Work required ::
Copy each line below that contains "humidity".

Information supplied ::
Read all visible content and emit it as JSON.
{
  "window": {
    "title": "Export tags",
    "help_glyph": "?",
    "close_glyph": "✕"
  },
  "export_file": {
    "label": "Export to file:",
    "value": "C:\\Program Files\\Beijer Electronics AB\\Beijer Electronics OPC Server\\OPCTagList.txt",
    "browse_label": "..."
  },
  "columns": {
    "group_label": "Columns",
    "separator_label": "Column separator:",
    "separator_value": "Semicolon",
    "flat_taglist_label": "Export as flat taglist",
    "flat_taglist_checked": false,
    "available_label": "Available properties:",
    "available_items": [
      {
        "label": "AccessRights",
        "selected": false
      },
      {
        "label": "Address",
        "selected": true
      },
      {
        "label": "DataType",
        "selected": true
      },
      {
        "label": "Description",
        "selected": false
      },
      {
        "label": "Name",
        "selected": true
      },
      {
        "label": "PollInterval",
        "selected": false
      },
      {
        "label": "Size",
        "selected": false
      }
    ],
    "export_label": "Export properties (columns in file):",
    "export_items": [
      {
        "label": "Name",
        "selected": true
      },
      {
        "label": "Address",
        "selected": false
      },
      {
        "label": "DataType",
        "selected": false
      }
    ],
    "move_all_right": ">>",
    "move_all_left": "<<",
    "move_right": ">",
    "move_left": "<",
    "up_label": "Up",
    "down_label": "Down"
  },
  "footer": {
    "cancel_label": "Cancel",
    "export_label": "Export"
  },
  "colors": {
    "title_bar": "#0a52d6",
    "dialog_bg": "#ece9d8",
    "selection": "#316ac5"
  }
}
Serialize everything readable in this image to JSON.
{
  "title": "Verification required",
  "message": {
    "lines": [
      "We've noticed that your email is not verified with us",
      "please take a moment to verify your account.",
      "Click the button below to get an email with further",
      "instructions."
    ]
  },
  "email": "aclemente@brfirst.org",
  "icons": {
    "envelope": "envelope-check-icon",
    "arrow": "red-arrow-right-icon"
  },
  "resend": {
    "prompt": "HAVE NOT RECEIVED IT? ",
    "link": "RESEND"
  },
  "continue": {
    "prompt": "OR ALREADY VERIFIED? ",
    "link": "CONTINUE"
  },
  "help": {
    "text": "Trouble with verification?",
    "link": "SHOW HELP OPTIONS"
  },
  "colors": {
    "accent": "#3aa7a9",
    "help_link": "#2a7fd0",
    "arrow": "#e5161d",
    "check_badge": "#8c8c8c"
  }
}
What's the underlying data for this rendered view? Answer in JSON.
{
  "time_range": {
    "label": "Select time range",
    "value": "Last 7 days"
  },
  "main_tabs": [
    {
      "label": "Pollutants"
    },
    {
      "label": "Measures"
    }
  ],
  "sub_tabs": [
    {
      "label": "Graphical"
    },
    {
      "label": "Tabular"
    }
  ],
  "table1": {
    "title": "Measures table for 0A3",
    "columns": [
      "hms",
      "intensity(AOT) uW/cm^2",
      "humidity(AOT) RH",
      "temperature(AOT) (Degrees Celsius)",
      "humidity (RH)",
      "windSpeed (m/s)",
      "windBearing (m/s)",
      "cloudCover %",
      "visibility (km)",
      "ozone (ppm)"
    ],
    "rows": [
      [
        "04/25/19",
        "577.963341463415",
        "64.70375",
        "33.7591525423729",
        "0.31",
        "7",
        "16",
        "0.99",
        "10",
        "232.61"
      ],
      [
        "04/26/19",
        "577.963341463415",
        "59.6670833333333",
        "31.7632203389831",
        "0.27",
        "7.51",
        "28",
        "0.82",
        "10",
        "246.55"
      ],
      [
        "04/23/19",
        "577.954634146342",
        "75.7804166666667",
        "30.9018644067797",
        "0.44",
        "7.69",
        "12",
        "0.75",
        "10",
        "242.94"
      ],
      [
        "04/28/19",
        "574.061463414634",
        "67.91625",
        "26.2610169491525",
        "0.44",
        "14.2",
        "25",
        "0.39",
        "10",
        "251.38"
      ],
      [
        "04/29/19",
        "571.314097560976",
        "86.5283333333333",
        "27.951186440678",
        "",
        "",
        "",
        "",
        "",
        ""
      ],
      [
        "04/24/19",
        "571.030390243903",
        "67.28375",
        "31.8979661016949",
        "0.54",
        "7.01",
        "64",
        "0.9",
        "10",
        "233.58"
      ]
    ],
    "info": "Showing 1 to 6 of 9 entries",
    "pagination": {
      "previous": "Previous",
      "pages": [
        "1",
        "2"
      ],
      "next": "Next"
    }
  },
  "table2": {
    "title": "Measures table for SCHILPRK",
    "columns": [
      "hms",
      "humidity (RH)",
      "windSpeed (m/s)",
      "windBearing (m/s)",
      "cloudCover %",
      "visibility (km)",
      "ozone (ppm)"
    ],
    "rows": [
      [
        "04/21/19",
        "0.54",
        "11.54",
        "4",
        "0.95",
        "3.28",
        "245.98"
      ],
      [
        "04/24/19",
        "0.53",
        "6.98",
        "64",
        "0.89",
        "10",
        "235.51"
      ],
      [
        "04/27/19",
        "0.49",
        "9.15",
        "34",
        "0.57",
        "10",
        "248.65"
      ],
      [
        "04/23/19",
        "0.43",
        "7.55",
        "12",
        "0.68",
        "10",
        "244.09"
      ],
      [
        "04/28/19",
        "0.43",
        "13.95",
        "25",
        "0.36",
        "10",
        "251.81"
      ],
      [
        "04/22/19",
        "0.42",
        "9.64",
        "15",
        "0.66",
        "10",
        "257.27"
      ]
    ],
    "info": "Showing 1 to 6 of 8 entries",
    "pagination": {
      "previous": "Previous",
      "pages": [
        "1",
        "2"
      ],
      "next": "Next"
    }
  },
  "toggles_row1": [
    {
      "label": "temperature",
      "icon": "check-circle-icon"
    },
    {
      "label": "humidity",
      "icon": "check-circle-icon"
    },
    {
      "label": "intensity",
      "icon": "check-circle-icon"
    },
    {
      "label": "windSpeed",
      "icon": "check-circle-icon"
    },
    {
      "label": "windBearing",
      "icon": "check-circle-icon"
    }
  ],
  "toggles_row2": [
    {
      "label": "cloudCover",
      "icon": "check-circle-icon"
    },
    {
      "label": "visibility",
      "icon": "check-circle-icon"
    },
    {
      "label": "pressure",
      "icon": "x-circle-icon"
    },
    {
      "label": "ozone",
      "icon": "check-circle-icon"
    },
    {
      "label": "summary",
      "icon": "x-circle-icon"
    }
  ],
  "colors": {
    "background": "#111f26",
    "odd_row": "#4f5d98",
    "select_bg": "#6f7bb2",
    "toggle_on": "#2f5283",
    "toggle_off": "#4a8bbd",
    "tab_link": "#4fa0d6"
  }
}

Result for this exercise ::
      "humidity(AOT) RH",
      "humidity (RH)",
      "humidity (RH)",
      "label": "humidity",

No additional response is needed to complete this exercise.